**Instructions to follow**
Among the entries below, please show each line that carries the word "oops".
◇ ◇ ◇ ◇ ◇ ◇ ◇
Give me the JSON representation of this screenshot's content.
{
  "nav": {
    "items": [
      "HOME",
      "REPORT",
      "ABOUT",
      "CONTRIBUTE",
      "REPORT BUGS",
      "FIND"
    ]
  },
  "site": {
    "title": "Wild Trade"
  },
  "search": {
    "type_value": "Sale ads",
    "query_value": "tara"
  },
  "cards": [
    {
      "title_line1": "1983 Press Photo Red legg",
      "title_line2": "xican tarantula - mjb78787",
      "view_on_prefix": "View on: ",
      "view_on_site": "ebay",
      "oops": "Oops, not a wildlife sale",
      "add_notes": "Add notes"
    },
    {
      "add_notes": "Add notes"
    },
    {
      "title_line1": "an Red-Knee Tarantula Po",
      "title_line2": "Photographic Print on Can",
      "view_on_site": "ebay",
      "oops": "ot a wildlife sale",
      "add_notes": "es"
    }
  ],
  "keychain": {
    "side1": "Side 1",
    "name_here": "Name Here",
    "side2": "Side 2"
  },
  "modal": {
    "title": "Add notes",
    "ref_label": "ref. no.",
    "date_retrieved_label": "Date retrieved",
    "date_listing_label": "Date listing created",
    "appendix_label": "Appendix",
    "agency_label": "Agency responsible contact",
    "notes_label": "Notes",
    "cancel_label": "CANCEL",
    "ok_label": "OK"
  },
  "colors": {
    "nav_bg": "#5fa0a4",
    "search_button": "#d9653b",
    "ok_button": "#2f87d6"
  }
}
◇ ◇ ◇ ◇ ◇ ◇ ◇
**Exercise result**
      "oops": "Oops, not a wildlife sale",
      "oops": "ot a wildlife sale",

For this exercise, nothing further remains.